Inside a desktop computer

Today I read a great article on Make  by Gregory Hill about the differences between a magical and a hackable system. On a complete system like a computer with full-blown Windows, Mac or Linux OS, you can download and install millions of programs and learn how to program, how to make a website, how to put up a blog etc… You can create. This is a hackable system. Most programmers got their start messing around with their own computer as kids or teenagers.

Kids playing with Ipad

Photo by iChris

On a tablet or smartphone however, the magical experience separates us from the nuts and bolts.

From the article, “tablets strike us with awe by their magic, seven sensors that can help track our every movement, providing us with detailed data about our daily lives. This is cool, but creates an illusionary distance between us and the technology that drives these experiences.”

To write an app for your tablet, you need to get a real computer. Unless you have a keyboard, even typing a blog post is a pain. What it does best is allow you to consume what others have created. I find that kind of sad.

The Hardware Perspective

Inside a desktop computerThe magical vs. hackable comparison is true of hardware as well. Desktop computers are inherently hackable systems. Take off a screw or two and wow, you’re looking at the innards of your computer.

You can see the drives, the RAM, how they connect. You can see how easy it might be to swap one out for a bigger, better, faster version. For this reason, I still have a desktop computer. I love that you can keep them going by swapping out parts as needed.

Move to the laptop and popping it open and swapping out parts gets a bit rougher, it’s a tight spot in there. The slicker and skinnier the laptop, the harder it is to take apart and put back. But move now, to tablets, and you’re completely out of luck. At best, you can swap out the miniSD card.

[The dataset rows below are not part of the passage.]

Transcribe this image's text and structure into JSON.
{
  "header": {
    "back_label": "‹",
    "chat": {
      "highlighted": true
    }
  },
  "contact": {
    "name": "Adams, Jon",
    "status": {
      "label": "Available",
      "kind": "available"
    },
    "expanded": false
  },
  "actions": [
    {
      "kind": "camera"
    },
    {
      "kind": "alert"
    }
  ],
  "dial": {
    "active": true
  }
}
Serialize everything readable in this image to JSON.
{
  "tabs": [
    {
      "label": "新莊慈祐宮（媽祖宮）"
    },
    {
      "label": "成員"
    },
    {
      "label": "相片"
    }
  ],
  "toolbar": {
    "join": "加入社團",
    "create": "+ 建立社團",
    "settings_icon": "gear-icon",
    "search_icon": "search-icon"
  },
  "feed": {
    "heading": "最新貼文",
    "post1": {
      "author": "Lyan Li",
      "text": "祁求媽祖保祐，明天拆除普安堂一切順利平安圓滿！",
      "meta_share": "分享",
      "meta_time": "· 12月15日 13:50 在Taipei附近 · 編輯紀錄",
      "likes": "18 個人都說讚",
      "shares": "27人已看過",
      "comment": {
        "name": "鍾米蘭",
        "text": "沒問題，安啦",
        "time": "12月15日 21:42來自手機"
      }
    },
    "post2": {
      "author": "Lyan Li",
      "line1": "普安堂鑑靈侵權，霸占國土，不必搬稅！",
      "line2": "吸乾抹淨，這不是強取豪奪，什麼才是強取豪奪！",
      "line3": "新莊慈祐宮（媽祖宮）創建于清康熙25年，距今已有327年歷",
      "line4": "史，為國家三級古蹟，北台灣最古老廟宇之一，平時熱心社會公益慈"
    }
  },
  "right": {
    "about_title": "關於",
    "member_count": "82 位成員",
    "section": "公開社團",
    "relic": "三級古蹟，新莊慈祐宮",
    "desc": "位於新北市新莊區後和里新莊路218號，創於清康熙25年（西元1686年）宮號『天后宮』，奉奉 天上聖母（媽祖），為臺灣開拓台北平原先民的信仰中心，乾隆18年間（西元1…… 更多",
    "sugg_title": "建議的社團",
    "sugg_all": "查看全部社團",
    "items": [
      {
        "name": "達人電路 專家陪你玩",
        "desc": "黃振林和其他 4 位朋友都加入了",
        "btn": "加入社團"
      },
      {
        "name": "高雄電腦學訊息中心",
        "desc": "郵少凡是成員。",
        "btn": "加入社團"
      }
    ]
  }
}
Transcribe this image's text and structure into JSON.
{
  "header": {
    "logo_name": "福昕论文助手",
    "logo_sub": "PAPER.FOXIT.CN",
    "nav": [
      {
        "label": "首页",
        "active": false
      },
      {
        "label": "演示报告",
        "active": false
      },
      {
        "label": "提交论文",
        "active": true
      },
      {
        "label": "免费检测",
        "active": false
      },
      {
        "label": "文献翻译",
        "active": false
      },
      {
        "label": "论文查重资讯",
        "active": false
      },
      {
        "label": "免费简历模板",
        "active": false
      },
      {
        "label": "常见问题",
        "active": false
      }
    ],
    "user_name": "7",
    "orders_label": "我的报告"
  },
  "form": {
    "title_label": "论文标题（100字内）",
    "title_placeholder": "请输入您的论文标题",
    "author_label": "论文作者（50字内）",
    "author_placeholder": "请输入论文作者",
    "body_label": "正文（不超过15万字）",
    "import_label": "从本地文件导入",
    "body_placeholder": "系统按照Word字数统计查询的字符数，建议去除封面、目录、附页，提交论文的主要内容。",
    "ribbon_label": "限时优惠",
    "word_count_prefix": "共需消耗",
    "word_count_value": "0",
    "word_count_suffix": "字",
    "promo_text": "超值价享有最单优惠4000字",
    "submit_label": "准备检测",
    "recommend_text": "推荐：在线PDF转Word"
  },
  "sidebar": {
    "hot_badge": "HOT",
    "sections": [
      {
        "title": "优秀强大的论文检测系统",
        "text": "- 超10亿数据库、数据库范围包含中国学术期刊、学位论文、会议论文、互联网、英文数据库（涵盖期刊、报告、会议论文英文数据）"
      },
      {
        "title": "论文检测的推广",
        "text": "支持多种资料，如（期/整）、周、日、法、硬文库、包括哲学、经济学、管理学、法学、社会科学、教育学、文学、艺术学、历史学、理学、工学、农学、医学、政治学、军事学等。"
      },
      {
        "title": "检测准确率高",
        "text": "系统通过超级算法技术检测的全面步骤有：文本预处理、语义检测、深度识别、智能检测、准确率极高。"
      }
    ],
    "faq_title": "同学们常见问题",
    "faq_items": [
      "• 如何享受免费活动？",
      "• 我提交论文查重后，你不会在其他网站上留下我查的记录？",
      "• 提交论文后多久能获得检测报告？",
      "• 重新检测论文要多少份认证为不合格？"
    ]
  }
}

The Next Gen

What does this mean for you? Well for one, think about how ditching the hackable system for a magical one will affect your ability to create – whether it’s writing or photo processing or coding. But more importantly, if you are buying a computer for a student, consider getting them a “hackable” system so they might be inspired to create instead of consuming, to hack instead of replacing every two years. You may think they are “not the type to do that stuff” but none of us were the type until the day we decided to try. Had we been holding a shiny, magical tablet at the time, we may not have gotten very far.

If you liked this article, please share!